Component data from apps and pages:

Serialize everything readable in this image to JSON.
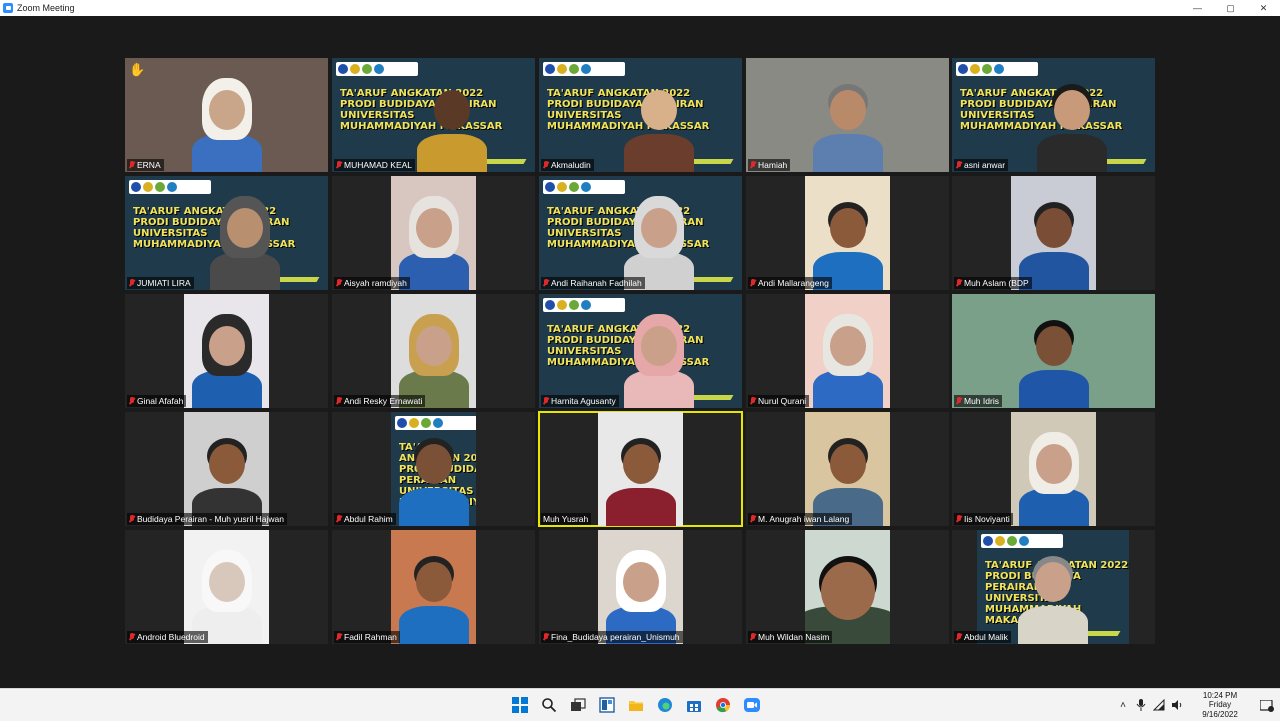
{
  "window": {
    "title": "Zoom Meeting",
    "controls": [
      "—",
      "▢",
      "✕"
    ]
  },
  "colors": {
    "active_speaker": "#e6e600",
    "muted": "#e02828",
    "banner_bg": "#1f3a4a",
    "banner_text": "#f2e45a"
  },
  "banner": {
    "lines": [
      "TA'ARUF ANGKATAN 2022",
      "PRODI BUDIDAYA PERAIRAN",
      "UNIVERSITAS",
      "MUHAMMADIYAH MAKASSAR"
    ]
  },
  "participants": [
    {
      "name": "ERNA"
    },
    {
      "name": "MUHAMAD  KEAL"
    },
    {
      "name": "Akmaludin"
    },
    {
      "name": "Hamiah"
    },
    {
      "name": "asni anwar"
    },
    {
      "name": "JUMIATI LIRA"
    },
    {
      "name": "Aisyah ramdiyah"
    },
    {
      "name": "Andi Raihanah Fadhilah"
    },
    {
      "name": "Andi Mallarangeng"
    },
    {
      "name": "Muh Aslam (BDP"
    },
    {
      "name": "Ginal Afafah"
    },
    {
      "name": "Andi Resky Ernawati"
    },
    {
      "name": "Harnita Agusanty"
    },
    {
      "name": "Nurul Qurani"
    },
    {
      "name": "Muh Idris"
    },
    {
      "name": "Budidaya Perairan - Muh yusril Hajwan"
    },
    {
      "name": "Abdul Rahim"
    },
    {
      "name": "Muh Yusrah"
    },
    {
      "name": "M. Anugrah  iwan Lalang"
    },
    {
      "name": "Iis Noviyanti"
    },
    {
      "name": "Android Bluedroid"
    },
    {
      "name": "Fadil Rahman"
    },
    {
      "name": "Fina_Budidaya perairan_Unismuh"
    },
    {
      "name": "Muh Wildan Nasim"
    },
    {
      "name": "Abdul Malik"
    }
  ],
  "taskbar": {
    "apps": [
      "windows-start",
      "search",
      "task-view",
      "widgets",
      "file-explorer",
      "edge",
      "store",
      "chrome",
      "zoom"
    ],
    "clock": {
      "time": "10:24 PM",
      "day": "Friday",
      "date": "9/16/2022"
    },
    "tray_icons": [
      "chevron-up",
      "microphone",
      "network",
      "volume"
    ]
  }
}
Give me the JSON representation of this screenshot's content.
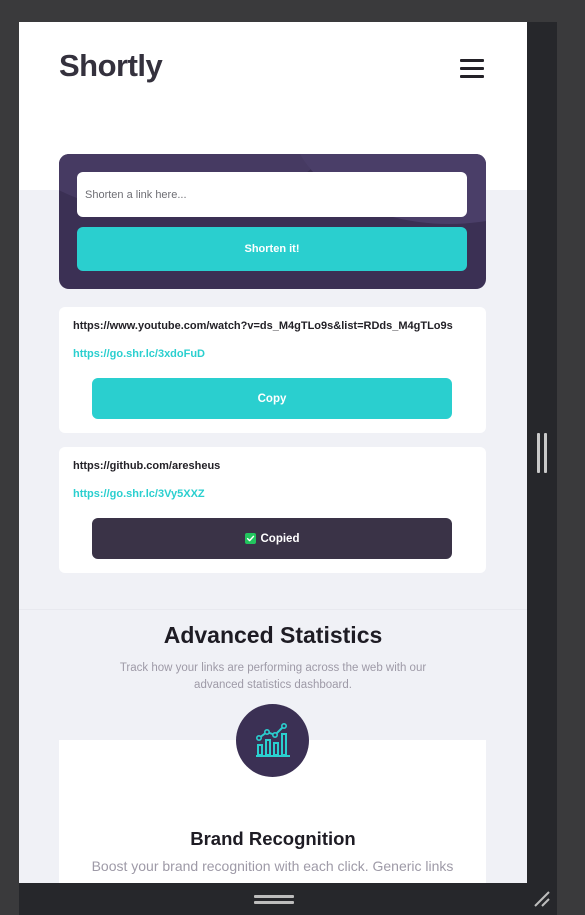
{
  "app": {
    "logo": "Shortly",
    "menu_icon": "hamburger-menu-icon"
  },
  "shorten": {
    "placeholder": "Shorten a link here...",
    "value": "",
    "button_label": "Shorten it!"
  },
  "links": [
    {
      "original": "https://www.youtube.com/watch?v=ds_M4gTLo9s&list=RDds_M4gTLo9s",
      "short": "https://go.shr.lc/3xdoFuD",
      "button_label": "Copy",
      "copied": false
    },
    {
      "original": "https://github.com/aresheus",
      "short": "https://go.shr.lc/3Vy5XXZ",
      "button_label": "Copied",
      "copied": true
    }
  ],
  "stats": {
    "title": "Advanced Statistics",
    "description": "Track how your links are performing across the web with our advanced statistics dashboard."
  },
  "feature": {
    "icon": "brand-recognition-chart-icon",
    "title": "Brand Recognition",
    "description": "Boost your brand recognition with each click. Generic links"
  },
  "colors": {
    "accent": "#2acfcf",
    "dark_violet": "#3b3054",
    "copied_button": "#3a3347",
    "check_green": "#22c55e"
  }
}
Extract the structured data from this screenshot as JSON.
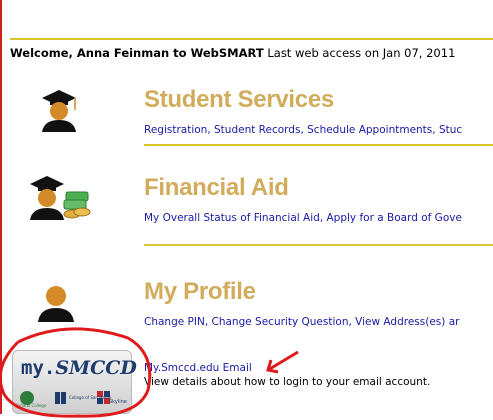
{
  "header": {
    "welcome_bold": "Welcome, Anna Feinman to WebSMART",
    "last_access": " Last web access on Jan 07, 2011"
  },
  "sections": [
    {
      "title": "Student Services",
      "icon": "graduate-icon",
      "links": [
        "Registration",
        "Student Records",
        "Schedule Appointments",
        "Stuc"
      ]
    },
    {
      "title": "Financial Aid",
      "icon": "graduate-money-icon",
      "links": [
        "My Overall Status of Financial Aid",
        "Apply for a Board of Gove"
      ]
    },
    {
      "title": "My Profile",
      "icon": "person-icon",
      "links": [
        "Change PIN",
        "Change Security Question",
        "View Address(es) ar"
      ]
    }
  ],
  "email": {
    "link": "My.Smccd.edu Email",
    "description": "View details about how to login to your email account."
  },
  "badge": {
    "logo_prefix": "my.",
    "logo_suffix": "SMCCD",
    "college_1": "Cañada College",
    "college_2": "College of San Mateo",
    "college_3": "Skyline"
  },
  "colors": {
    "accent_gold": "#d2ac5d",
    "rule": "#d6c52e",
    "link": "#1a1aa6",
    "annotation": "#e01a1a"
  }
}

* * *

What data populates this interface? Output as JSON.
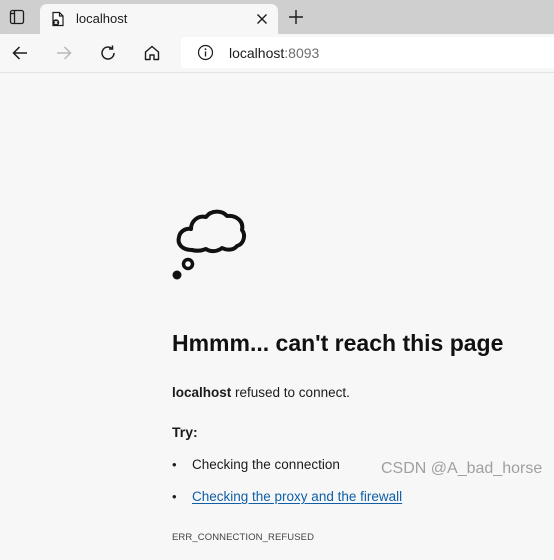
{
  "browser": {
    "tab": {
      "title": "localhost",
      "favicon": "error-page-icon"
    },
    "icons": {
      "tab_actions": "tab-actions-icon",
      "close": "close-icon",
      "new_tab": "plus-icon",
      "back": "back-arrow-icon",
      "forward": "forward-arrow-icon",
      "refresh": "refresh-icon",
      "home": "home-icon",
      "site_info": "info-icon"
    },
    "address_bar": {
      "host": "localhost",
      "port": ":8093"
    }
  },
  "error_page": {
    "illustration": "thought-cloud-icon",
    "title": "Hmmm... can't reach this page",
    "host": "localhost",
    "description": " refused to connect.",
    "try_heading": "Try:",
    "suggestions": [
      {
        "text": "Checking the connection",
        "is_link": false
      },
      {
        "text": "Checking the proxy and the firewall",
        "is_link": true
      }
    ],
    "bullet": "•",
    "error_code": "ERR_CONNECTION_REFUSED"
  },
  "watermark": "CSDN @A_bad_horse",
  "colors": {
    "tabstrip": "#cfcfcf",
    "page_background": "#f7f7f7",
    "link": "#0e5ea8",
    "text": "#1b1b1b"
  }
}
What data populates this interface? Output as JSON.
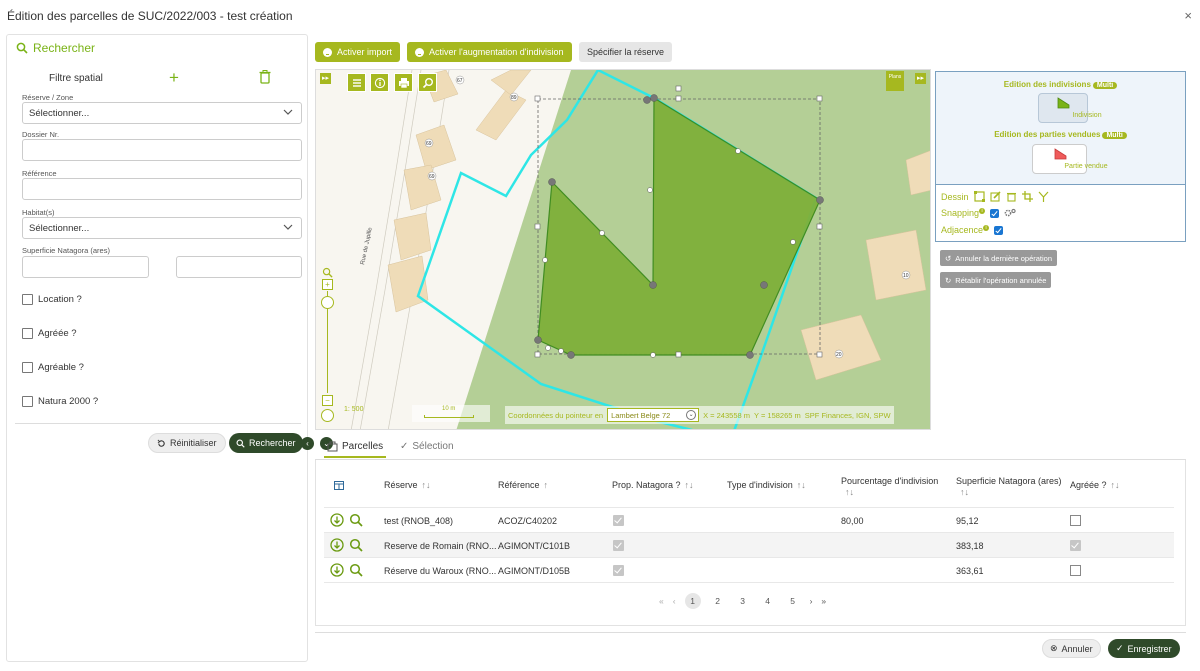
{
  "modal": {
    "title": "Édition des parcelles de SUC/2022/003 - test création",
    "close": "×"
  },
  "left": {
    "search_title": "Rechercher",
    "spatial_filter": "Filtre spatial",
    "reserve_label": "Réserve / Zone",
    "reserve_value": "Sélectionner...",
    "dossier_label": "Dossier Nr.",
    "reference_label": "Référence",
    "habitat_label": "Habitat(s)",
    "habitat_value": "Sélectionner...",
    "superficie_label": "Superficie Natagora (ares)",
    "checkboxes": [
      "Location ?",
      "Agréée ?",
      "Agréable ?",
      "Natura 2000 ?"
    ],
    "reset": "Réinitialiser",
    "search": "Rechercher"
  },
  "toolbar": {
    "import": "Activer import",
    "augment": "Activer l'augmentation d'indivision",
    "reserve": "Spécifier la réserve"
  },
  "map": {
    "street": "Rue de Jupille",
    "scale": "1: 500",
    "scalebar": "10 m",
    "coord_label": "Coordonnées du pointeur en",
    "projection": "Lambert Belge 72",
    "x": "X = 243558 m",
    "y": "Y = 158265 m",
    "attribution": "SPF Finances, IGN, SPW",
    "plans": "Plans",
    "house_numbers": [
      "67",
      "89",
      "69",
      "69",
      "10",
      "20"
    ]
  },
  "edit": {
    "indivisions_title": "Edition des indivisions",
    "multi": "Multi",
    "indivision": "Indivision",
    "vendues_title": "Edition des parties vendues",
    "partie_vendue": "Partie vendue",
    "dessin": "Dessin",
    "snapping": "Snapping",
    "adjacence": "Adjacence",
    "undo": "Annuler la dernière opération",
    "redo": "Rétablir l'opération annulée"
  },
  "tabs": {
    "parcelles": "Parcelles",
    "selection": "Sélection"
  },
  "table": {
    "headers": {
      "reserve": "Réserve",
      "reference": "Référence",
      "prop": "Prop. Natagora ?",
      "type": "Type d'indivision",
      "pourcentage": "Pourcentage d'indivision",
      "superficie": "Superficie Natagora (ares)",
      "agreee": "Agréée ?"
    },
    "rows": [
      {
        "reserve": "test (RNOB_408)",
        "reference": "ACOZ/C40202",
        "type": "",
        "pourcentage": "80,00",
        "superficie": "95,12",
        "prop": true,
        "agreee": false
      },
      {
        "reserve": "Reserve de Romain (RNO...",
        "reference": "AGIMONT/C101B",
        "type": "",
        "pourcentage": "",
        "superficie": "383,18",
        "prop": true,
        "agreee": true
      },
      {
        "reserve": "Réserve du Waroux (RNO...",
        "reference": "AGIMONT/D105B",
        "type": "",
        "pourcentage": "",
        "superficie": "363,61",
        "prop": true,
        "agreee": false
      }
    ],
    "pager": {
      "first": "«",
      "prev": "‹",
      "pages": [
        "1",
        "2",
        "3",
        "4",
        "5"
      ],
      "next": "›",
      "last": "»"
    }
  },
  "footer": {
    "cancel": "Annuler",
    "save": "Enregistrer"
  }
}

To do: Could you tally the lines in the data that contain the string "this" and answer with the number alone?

Exercise result: 6